Local shareholders of Choppies will bailout the retailer to settle part of its supplier debt estimated at Sh600 million as it looks to restock its stores and inject life into the firm in a last ditch effort to save the business.
Choppies says Export Trading Group (ETG), its local shareholder with a 25 percent stake, has come up with a recapitalisation plan that will help restock its shelves as suppliers get their cash in three tranches.
It was not immediately clear whether ETG’s cash injection is an intention to rack up its stake or may lead to a buyout.
A deal inked by the troubled retailer and the Association of Kenya Suppliers (AKS) will see Choppies release 50 percent of cash owed to creditors who sign the agreement on condition that supply is resumed.
The other 50 percent will be paid into two tranches and settled within three months after every six weeks.
“For Choppies making the initial payment of 50 percent, suppliers need to sign this payment plan and delivery plan. The supplies shall resume based on our LPOs with the existing payment terms in place as soon as the first payment of the 50 percent is done,” says Parin Patel of Choppies in the agreement.
Some suppliers who spoke to the Business Daily have expressed optimism in the deal, indicating that they are willing to engage with the retailer on the proposed terms, which may just save the supermarket chain.
“We have goodwill they are genuine because they are the ones who came up with the proposals and this is a better way to deal with this rather than going to court,” AKS chairman Kimani Rugendo said.
Choppies has suffered huge stock-outs that have almost pushed it over the brink, with the most recent casualties being the Bungoma and Kiambu branches that were recently shut down.
The Botswana-based retailer started as a single store in 1986 and has grown to South Africa, Zimbabwe, Zambia, Mozambique, Namibia, Tanzania and Kenya where it has 12 stores after acquiring Ukwala Supermarket.
It had planned to set up two new outlets this year when it ran into financial difficulties at a time when the parent company was also hit by troubles in Botswana.

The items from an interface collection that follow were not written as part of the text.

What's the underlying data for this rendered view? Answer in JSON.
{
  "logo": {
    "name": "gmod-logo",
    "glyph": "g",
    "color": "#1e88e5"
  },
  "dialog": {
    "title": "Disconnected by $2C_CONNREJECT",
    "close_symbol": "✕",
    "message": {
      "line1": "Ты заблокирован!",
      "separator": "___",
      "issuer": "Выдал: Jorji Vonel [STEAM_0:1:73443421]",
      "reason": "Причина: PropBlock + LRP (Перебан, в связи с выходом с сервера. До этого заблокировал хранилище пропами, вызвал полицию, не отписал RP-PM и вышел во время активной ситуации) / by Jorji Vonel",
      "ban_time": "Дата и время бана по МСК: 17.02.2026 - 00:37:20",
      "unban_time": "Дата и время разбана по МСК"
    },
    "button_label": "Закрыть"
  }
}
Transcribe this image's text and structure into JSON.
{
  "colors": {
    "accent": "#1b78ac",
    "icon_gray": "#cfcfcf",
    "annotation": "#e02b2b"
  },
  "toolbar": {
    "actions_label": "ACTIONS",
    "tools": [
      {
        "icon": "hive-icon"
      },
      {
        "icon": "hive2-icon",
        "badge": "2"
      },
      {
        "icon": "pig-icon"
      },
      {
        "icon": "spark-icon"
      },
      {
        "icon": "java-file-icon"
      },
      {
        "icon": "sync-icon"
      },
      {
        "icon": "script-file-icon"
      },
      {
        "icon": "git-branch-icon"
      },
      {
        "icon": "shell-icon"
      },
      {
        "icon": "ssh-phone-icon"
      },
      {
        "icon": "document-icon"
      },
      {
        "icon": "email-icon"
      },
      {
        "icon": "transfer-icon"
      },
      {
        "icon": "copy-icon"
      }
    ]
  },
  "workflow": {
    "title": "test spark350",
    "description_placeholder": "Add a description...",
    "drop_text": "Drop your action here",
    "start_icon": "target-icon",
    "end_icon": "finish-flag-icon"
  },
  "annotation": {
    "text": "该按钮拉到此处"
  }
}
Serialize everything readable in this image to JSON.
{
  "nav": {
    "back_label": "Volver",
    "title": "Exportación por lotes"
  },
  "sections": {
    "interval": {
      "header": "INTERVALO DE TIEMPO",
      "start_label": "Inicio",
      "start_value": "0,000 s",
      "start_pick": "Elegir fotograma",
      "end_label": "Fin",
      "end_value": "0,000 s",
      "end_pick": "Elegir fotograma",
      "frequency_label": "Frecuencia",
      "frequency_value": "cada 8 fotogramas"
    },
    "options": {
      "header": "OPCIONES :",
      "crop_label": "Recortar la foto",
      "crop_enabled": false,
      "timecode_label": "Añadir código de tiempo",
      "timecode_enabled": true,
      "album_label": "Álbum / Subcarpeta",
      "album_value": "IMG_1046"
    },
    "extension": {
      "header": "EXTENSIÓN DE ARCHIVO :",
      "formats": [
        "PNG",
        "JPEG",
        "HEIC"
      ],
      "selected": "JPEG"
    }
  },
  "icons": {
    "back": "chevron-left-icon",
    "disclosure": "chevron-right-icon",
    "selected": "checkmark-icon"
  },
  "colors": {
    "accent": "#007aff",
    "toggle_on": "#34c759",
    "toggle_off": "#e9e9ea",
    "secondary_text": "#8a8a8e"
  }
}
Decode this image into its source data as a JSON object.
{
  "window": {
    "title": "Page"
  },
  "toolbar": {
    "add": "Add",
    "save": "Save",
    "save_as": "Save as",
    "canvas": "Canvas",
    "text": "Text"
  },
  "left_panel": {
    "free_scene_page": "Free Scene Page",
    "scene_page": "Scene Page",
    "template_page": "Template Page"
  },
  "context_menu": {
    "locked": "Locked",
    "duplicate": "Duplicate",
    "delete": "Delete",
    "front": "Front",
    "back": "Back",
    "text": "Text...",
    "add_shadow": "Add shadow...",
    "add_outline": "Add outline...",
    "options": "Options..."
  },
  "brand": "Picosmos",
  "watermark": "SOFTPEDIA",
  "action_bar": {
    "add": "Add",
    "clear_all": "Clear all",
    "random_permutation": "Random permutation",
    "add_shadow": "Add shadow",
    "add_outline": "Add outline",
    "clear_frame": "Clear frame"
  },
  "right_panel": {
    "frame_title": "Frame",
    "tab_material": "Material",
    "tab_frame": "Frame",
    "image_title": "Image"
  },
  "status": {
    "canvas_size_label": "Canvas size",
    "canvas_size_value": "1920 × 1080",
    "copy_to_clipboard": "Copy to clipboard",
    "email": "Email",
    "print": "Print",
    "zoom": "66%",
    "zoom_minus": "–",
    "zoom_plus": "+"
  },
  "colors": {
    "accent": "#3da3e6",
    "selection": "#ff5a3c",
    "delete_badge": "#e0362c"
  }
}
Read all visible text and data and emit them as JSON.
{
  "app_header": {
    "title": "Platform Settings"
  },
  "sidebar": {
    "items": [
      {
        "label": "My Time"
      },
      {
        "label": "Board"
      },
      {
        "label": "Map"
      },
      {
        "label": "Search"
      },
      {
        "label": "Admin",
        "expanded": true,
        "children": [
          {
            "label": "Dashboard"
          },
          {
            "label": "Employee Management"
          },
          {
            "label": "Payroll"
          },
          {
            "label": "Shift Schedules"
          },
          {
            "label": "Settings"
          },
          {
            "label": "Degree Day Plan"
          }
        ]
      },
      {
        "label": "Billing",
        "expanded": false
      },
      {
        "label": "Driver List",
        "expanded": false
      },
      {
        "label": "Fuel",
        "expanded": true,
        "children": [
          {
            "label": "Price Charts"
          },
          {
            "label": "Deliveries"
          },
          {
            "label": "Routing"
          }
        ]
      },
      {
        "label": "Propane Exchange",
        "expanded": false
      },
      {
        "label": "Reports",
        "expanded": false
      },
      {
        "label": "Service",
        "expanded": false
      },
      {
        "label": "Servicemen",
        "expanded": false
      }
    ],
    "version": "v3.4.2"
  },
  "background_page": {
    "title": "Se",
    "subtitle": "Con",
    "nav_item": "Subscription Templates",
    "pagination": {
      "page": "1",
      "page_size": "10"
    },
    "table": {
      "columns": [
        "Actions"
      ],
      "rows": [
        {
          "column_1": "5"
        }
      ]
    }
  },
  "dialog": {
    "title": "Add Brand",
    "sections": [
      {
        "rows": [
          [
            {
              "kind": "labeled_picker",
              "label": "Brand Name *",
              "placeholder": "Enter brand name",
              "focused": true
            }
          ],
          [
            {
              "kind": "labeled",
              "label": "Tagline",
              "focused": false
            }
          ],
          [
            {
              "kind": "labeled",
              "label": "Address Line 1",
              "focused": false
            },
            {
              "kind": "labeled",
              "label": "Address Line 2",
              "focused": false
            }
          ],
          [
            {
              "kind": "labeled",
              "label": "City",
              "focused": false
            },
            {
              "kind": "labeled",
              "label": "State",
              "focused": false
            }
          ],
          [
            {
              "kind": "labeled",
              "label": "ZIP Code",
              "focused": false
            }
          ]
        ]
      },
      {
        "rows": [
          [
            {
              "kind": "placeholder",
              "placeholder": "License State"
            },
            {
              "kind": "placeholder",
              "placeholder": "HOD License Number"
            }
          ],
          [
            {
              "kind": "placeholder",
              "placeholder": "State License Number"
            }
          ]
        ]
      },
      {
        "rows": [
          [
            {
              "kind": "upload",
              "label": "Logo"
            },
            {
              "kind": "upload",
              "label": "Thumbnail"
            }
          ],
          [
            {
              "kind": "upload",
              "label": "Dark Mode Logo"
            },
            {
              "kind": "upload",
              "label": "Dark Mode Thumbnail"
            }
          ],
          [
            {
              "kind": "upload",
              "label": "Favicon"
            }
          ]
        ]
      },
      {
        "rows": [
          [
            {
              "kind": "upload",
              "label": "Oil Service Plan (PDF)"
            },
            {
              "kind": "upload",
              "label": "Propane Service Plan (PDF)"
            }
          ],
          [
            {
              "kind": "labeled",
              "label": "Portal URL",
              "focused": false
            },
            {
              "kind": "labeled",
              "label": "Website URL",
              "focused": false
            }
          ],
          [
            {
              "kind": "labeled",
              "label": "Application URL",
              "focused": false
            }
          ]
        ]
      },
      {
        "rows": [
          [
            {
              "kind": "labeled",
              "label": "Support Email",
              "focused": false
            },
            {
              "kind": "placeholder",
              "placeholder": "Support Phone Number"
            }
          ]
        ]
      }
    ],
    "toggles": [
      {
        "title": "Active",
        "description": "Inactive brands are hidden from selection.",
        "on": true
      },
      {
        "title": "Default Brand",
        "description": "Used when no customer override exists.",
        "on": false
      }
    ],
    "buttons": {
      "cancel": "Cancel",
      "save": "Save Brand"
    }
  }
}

Choppies CEO Ramachandran Ottapathu was fired in May following a tumultuous year that saw the firm suspended from trading on the Botswana and Johannesburg stock exchanges where it is cross-listed.